Dataset rows for apps and sites:
%%

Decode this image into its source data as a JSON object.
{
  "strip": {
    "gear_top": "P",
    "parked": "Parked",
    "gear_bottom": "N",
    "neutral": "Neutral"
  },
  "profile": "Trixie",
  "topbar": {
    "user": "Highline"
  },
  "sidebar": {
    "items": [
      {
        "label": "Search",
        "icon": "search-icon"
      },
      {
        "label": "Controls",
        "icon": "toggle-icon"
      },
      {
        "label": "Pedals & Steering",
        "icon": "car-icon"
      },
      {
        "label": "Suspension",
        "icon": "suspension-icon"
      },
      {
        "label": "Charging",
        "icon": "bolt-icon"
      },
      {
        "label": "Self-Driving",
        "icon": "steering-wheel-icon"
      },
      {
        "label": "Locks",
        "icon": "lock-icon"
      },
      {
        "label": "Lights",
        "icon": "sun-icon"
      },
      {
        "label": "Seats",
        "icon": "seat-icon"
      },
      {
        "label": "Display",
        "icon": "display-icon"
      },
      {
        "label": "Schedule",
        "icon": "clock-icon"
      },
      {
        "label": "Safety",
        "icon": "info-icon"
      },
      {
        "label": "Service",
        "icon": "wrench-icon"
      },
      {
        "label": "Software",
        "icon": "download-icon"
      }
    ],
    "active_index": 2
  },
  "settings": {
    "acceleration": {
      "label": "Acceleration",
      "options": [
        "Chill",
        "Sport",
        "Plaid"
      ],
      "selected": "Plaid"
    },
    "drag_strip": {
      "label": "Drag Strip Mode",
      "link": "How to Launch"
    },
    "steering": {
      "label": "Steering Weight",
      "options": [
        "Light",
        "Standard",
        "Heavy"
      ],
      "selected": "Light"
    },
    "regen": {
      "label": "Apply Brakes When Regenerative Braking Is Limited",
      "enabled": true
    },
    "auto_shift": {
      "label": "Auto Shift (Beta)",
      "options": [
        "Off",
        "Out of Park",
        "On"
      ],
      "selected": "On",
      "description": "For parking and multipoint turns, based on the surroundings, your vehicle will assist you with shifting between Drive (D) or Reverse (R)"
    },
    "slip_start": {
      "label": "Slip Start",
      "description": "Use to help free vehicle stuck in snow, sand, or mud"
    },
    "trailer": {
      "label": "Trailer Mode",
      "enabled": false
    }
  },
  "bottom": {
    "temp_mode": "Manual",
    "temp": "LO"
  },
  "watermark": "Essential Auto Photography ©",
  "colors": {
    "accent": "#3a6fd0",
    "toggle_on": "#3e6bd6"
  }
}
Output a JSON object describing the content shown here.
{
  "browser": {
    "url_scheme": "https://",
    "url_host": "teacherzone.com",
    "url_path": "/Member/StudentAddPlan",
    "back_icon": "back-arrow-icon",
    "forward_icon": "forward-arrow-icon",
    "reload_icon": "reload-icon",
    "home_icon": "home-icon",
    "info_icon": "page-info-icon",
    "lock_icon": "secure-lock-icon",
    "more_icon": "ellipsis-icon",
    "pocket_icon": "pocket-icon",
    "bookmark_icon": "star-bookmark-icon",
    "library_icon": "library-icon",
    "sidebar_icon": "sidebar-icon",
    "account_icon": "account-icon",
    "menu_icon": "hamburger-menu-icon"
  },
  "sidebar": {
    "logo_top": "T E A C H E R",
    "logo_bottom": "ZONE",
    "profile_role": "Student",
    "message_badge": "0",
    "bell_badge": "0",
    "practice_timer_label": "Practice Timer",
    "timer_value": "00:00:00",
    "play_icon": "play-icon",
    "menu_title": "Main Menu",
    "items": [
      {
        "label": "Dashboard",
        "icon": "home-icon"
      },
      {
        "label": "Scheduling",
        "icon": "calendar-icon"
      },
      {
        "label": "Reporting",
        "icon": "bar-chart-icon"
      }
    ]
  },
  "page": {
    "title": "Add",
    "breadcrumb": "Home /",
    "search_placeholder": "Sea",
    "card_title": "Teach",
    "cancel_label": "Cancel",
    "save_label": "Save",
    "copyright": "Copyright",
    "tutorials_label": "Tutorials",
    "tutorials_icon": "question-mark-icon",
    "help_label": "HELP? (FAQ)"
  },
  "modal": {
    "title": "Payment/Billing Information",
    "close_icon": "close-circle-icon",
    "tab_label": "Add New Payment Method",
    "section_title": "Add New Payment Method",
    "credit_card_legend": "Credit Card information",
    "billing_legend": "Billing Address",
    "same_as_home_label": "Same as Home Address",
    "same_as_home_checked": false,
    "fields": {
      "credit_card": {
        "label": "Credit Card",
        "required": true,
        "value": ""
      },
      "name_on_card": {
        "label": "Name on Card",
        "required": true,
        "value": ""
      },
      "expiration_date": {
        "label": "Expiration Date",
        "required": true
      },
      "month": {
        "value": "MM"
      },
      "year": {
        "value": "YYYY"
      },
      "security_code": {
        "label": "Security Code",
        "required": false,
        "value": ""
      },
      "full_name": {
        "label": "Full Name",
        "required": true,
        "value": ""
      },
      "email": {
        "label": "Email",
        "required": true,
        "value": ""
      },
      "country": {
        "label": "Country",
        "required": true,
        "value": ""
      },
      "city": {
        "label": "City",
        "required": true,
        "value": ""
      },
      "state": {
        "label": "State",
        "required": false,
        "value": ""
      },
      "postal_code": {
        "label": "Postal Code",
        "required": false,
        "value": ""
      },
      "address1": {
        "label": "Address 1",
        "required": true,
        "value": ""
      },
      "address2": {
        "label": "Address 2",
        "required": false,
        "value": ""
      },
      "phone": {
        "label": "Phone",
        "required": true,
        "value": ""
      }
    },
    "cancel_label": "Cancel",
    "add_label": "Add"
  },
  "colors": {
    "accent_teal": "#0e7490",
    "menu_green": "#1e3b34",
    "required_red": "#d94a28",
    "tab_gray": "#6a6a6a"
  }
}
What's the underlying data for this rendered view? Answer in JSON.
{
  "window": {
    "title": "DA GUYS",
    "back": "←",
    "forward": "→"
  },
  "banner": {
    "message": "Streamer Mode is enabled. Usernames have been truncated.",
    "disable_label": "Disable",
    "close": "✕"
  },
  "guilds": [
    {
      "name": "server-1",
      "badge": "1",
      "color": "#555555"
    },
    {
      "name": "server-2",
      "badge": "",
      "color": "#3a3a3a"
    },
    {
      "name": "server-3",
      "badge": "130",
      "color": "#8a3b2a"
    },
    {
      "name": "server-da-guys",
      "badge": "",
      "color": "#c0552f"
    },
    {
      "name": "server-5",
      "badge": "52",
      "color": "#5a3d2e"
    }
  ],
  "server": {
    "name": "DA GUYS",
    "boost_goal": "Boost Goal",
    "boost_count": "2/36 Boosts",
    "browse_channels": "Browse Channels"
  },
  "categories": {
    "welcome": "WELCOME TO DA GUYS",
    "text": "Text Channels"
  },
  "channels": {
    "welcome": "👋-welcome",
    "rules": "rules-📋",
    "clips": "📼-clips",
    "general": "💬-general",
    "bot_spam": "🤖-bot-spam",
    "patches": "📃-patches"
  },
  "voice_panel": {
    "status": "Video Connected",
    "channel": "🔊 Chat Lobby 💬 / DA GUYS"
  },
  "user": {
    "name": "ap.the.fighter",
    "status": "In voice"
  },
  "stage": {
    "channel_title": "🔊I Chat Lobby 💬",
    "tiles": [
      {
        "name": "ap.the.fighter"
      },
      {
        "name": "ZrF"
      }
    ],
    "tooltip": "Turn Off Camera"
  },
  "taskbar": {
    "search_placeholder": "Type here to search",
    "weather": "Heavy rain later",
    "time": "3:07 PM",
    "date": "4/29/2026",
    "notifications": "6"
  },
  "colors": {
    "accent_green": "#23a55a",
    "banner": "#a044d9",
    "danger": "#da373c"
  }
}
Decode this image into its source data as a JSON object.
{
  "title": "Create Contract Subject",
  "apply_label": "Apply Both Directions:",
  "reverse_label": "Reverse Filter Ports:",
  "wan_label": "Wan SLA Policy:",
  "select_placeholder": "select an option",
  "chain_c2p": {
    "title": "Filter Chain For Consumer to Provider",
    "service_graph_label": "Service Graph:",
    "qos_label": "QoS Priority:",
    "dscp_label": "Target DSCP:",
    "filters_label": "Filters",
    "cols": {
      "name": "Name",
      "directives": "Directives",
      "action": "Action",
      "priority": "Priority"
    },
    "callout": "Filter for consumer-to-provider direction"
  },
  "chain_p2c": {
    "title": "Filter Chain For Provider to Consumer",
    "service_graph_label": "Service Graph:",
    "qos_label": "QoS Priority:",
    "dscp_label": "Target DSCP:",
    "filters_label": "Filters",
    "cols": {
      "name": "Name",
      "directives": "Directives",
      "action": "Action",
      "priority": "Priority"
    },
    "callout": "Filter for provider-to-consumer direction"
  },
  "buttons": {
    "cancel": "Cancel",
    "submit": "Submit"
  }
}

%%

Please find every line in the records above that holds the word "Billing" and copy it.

    "title": "Payment/Billing Information",
    "billing_legend": "Billing Address",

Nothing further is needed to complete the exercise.